As Lebanon slides deeper into financial crisis, calls to mental health support centres are skyrocketing. As Imogen Kimber reports the devastating decline in living standards appears to be taking a toll on people’s well being. #lebanoneconomy #suicide #economy
PARIS — Lebanon could face its biggest crisis since its Civil War, economists are warning as the country’s currency hits new lows.
Using the prospect of a flood of refugees as a bargaining chip in international negotiations, the government is happy to subsist on foreign-exchange reserves while waiting to collect geopolitical rents. Yet there is reason to hope that this strategy, which has already impoverished half the population, will fail.
New York, July 27, 2020 — Moody’s Investors Service (“Moody’s”) has today downgraded the Government of Lebanon’s issuer rating to C from Ca, and has not assigned an outlook to the rating. Moody’s also downgraded Lebanon’s senior unsecured Medium Term Note (MTN) Program rating to (P)C from (P)Ca, and affirmed the other short-term rating at (P)NP.
There are few bright sides to life in Lebanon, where the economy is verging on complete breakdown. But while some have shown sympathy with those committing “hunger crimes,” others have taken to barter and banter to cope.
Lebanon has been plunged into darkness as record power cuts grip the country amid worsening economic conditions.

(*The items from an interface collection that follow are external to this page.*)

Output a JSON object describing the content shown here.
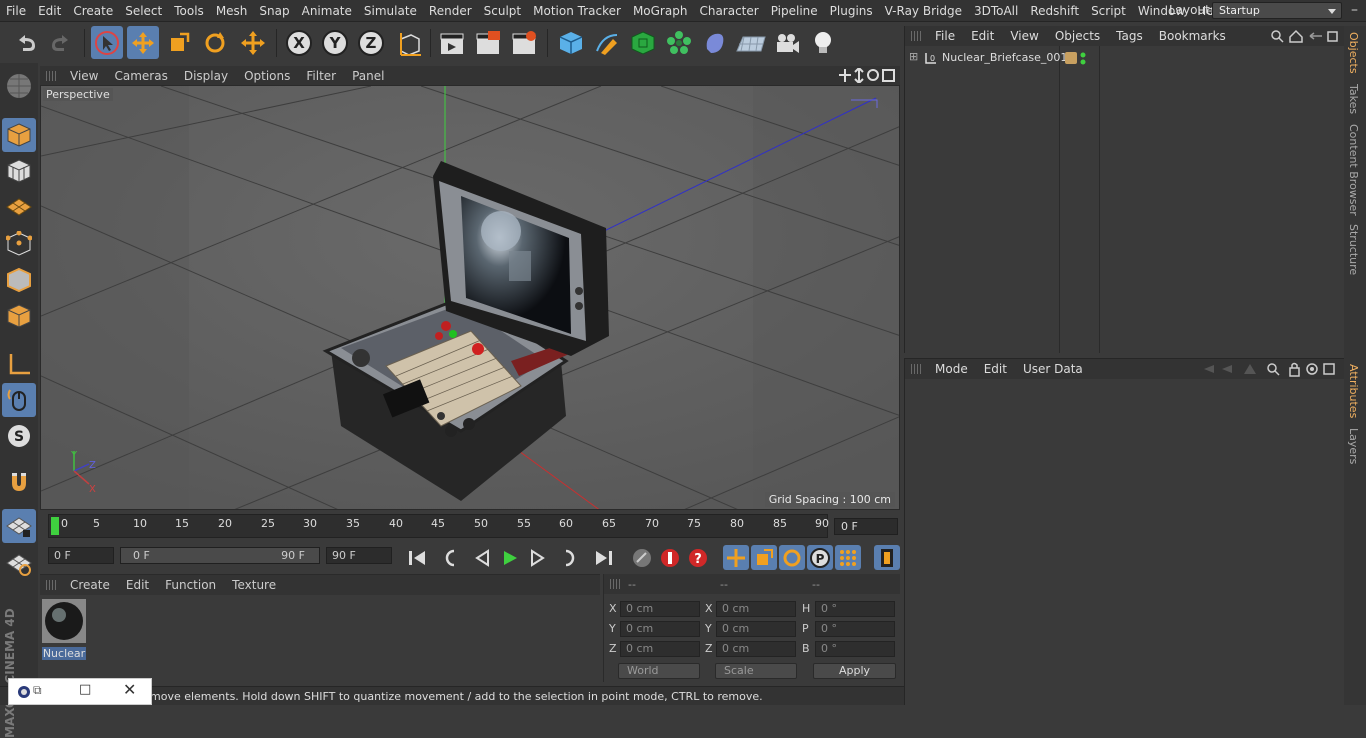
{
  "menubar": {
    "items": [
      "File",
      "Edit",
      "Create",
      "Select",
      "Tools",
      "Mesh",
      "Snap",
      "Animate",
      "Simulate",
      "Render",
      "Sculpt",
      "Motion Tracker",
      "MoGraph",
      "Character",
      "Pipeline",
      "Plugins",
      "V-Ray Bridge",
      "3DToAll",
      "Redshift",
      "Script",
      "Window",
      "Help"
    ],
    "layout_label": "Layout:",
    "layout_value": "Startup"
  },
  "viewport": {
    "menu": [
      "View",
      "Cameras",
      "Display",
      "Options",
      "Filter",
      "Panel"
    ],
    "camera_label": "Perspective",
    "grid_spacing": "Grid Spacing : 100 cm"
  },
  "timeline": {
    "ticks": [
      "0",
      "5",
      "10",
      "15",
      "20",
      "25",
      "30",
      "35",
      "40",
      "45",
      "50",
      "55",
      "60",
      "65",
      "70",
      "75",
      "80",
      "85",
      "90"
    ],
    "current_frame": "0 F",
    "start_field": "0 F",
    "range_start": "0 F",
    "range_end": "90 F",
    "end_field": "90 F"
  },
  "material_panel": {
    "menu": [
      "Create",
      "Edit",
      "Function",
      "Texture"
    ],
    "material_name": "Nuclear"
  },
  "coordinates": {
    "header": [
      "--",
      "--",
      "--"
    ],
    "rows": [
      {
        "pos_label": "X",
        "pos": "0 cm",
        "size_label": "X",
        "size": "0 cm",
        "rot_label": "H",
        "rot": "0 °"
      },
      {
        "pos_label": "Y",
        "pos": "0 cm",
        "size_label": "Y",
        "size": "0 cm",
        "rot_label": "P",
        "rot": "0 °"
      },
      {
        "pos_label": "Z",
        "pos": "0 cm",
        "size_label": "Z",
        "size": "0 cm",
        "rot_label": "B",
        "rot": "0 °"
      }
    ],
    "world": "World",
    "scale": "Scale",
    "apply": "Apply"
  },
  "objects_panel": {
    "menu": [
      "File",
      "Edit",
      "View",
      "Objects",
      "Tags",
      "Bookmarks"
    ],
    "object_name": "Nuclear_Briefcase_001",
    "tag_color": "#c8a060"
  },
  "attributes_panel": {
    "menu": [
      "Mode",
      "Edit",
      "User Data"
    ]
  },
  "side_tabs": [
    "Objects",
    "Takes",
    "Content Browser",
    "Structure",
    "Attributes",
    "Layers"
  ],
  "branding": "MAXON CINEMA 4D",
  "status_text": "move elements. Hold down SHIFT to quantize movement / add to the selection in point mode, CTRL to remove.",
  "colors": {
    "accent": "#5a7fb0",
    "active_tab": "#f0b060"
  }
}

In the midst of the COVID-19 pandemic that continues to threaten many lives and bring our country to its knees, the financial and economic crisis exploded –leaving Lebanon in extreme chaos.
Despite pledging to cap the exchange rate at LL 3,200 to the dollar, the Lebanese government failed the people once again. The Lebanese Lira depreciation persists, reaching approximately LL 7,000 to the dollar on the black market last week.
The Lebanese workforce is taking the hit of the collapsing economy, as the incomes of employees are losing value along with the currency depreciation.